The People First Party (PFP), whose chairman James Soong (宋楚瑜) is in a three-way presidential race with President Ma Ying-jeou (馬英九) of the KMT and DPP Chairperson Tsai Ing-wen (蔡英文), said it hoped to win up to 13 seats, while the New Party and the Taiwan Solidarity Union (TSU) hoped they could garner three and two seats respectively.
DPP caucus whip Ker Chien-ming (柯建銘) said it was very likely that neither the KMT nor the DPP would win more than half of the legislative seats, so the “power map” at the nation’s highest law-making body could change.
In 10 constituencies, pan-blue parties — the KMT, the PFP and the New Party — are locked in a battle for legislative seats. In all but one of the cases, the battle is between the KMT and the PFP, although all three pan-blue parties have nominated a contender in Kinmen.
In the pan-green camp, which includes the DPP and the TSU, the TSU has not nominated any candidates for the regional polls.
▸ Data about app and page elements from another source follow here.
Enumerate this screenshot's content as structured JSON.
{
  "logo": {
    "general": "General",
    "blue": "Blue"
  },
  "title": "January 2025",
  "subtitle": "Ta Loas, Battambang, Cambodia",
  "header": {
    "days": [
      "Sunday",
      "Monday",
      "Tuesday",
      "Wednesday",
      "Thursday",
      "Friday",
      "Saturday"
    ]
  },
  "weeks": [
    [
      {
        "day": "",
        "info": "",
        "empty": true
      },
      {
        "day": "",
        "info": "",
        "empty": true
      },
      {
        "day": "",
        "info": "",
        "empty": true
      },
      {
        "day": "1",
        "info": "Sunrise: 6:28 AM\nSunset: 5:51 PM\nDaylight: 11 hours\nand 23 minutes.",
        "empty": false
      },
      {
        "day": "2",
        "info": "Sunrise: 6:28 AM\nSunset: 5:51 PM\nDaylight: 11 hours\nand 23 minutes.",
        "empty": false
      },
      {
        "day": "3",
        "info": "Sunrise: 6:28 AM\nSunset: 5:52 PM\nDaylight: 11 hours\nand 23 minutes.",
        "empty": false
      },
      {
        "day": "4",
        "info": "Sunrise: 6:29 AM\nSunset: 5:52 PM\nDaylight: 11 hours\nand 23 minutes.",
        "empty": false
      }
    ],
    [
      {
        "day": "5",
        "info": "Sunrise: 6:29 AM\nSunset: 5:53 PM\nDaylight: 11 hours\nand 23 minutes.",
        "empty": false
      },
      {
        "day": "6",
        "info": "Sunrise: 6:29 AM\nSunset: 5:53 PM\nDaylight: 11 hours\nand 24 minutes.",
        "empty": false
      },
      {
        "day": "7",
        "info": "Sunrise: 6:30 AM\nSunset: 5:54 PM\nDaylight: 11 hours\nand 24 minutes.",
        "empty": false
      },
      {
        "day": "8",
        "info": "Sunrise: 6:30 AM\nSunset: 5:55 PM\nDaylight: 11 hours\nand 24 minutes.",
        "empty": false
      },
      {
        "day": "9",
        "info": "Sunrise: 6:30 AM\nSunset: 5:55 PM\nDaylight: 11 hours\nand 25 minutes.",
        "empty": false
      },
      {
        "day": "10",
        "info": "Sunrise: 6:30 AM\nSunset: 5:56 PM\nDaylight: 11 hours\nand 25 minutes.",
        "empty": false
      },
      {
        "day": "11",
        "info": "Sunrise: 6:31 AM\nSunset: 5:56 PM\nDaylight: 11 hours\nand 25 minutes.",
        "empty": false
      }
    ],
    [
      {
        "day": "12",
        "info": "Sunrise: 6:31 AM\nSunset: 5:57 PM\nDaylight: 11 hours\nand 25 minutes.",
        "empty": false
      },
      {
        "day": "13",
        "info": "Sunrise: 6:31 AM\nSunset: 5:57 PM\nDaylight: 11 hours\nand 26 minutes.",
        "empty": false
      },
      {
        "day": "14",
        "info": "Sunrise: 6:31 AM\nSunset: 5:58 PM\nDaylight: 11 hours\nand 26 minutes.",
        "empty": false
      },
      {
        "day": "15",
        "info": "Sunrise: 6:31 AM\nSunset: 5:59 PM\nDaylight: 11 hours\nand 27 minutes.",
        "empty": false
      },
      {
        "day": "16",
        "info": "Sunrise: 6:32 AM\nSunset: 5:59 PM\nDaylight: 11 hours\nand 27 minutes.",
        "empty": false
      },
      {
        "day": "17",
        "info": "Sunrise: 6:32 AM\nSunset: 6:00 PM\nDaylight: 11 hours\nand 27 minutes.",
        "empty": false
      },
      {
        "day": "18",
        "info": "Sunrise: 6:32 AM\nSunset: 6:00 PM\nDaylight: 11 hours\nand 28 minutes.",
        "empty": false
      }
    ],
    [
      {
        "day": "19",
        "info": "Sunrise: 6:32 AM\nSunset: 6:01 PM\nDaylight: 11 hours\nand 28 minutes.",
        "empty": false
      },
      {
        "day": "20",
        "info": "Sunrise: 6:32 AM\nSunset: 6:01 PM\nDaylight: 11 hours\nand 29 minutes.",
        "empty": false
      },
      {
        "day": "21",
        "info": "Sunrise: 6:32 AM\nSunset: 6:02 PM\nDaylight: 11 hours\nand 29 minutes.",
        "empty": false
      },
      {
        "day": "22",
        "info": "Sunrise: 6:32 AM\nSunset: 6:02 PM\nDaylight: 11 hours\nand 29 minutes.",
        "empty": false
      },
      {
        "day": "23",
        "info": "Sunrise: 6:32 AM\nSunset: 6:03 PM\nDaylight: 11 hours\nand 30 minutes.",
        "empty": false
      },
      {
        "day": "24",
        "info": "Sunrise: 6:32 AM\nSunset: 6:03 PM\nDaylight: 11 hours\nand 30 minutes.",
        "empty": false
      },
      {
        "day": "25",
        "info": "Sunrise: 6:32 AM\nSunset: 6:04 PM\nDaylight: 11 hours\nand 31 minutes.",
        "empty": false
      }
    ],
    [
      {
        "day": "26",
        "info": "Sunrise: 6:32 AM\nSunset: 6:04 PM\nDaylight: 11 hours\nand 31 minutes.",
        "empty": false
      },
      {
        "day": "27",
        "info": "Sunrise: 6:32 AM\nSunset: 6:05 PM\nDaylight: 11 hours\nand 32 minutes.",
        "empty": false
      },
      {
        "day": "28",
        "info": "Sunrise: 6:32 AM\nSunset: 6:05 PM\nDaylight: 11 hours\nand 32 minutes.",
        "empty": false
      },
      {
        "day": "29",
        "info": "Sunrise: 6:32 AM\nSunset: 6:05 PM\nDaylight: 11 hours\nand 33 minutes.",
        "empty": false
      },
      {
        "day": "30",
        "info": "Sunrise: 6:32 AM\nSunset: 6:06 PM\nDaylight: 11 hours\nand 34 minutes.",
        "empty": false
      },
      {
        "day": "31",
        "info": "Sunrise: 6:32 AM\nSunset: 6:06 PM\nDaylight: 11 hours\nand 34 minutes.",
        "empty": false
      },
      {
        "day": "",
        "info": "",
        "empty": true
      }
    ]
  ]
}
It simply hopes to win more than 5 percent of the vote to earn two legislator-at-large seats.
The Central Election Commission (CEC) estimated that in the election for the nation’s 13th president and vice president, as well as the eighth Legislative Yuan, there would be 18,090,255 eligible voters, an increase of 768,633 from the 2008 elections.
The majority of the new voters are those who have turned 20 since the last election, while others are naturalized citizens, such as foreign spouses and new immigrants.
CEC officials said each voter will have three ballots: one for president and vice president, one for legislator and one for political party.
The presidential ballot is pink, while the political party ballot is white. The regional legislator ballot is yellow, but “plains Aborigines” will elect their legislators using light blue ballots and “mountain Aborigines” light green ones.
Polling stations will open at 8am and close at 4pm on Saturday. The CEC expects to finish the vote count by 10pm.